### Material provided
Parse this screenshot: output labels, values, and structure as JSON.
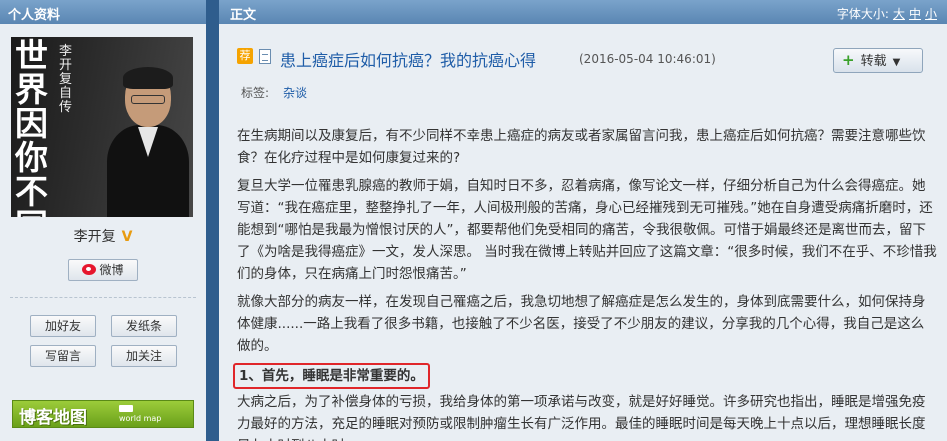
{
  "left_panel": {
    "header": "个人资料",
    "book_cover": {
      "title_big": "世界因你不同",
      "subtitle": "李开复自传"
    },
    "user_name": "李开复",
    "verified_badge": "V",
    "weibo_button": "微博",
    "actions": [
      "加好友",
      "发纸条",
      "写留言",
      "加关注"
    ],
    "blog_map": {
      "title": "博客地图",
      "subtitle": "world map"
    }
  },
  "main": {
    "header": "正文",
    "font_size": {
      "label": "字体大小:",
      "options": [
        "大",
        "中",
        "小"
      ]
    },
    "article": {
      "recommend_badge": "荐",
      "title": "患上癌症后如何抗癌？我的抗癌心得",
      "date": "(2016-05-04 10:46:01)",
      "repost_button": "转载",
      "tags_label": "标签:",
      "tag": "杂谈",
      "paragraphs": [
        "在生病期间以及康复后，有不少同样不幸患上癌症的病友或者家属留言问我，患上癌症后如何抗癌？需要注意哪些饮食？在化疗过程中是如何康复过来的?",
        "复旦大学一位罹患乳腺癌的教师于娟，自知时日不多，忍着病痛，像写论文一样，仔细分析自己为什么会得癌症。她写道：“我在癌症里，整整挣扎了一年，人间极刑般的苦痛，身心已经摧残到无可摧残。”她在自身遭受病痛折磨时，还能想到“哪怕是我最为憎恨讨厌的人”，都要帮他们免受相同的痛苦，令我很敬佩。可惜于娟最终还是离世而去，留下了《为啥是我得癌症》一文，发人深思。 当时我在微博上转贴并回应了这篇文章：“很多时候，我们不在乎、不珍惜我们的身体，只在病痛上门时怨恨痛苦。”",
        "就像大部分的病友一样，在发现自己罹癌之后，我急切地想了解癌症是怎么发生的，身体到底需要什么，如何保持身体健康......一路上我看了很多书籍，也接触了不少名医，接受了不少朋友的建议，分享我的几个心得，我自己是这么做的。"
      ],
      "highlight": "1、首先，睡眠是非常重要的。",
      "last_paragraph": "大病之后，为了补偿身体的亏损，我给身体的第一项承诺与改变，就是好好睡觉。许多研究也指出，睡眠是增强免疫力最好的方法，充足的睡眠对预防或限制肿瘤生长有广泛作用。最佳的睡眠时间是每天晚上十点以后，理想睡眠长度是七小时到八小时。"
    }
  },
  "colors": {
    "frame_blue": "#2f5d8d",
    "panel_bg": "#e9eef3",
    "title_blue": "#1f5da8",
    "highlight_red": "#e0262a"
  }
}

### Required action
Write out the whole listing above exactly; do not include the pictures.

### Result for this exercise
Parse this screenshot: output labels, values, and structure as JSON.
{
  "left_panel": {
    "header": "个人资料",
    "book_cover": {
      "title_big": "世界因你不同",
      "subtitle": "李开复自传"
    },
    "user_name": "李开复",
    "verified_badge": "V",
    "weibo_button": "微博",
    "actions": [
      "加好友",
      "发纸条",
      "写留言",
      "加关注"
    ],
    "blog_map": {
      "title": "博客地图",
      "subtitle": "world map"
    }
  },
  "main": {
    "header": "正文",
    "font_size": {
      "label": "字体大小:",
      "options": [
        "大",
        "中",
        "小"
      ]
    },
    "article": {
      "recommend_badge": "荐",
      "title": "患上癌症后如何抗癌？我的抗癌心得",
      "date": "(2016-05-04 10:46:01)",
      "repost_button": "转载",
      "tags_label": "标签:",
      "tag": "杂谈",
      "paragraphs": [
        "在生病期间以及康复后，有不少同样不幸患上癌症的病友或者家属留言问我，患上癌症后如何抗癌？需要注意哪些饮食？在化疗过程中是如何康复过来的?",
        "复旦大学一位罹患乳腺癌的教师于娟，自知时日不多，忍着病痛，像写论文一样，仔细分析自己为什么会得癌症。她写道：“我在癌症里，整整挣扎了一年，人间极刑般的苦痛，身心已经摧残到无可摧残。”她在自身遭受病痛折磨时，还能想到“哪怕是我最为憎恨讨厌的人”，都要帮他们免受相同的痛苦，令我很敬佩。可惜于娟最终还是离世而去，留下了《为啥是我得癌症》一文，发人深思。 当时我在微博上转贴并回应了这篇文章：“很多时候，我们不在乎、不珍惜我们的身体，只在病痛上门时怨恨痛苦。”",
        "就像大部分的病友一样，在发现自己罹癌之后，我急切地想了解癌症是怎么发生的，身体到底需要什么，如何保持身体健康......一路上我看了很多书籍，也接触了不少名医，接受了不少朋友的建议，分享我的几个心得，我自己是这么做的。"
      ],
      "highlight": "1、首先，睡眠是非常重要的。",
      "last_paragraph": "大病之后，为了补偿身体的亏损，我给身体的第一项承诺与改变，就是好好睡觉。许多研究也指出，睡眠是增强免疫力最好的方法，充足的睡眠对预防或限制肿瘤生长有广泛作用。最佳的睡眠时间是每天晚上十点以后，理想睡眠长度是七小时到八小时。"
    }
  },
  "colors": {
    "frame_blue": "#2f5d8d",
    "panel_bg": "#e9eef3",
    "title_blue": "#1f5da8",
    "highlight_red": "#e0262a"
  }
}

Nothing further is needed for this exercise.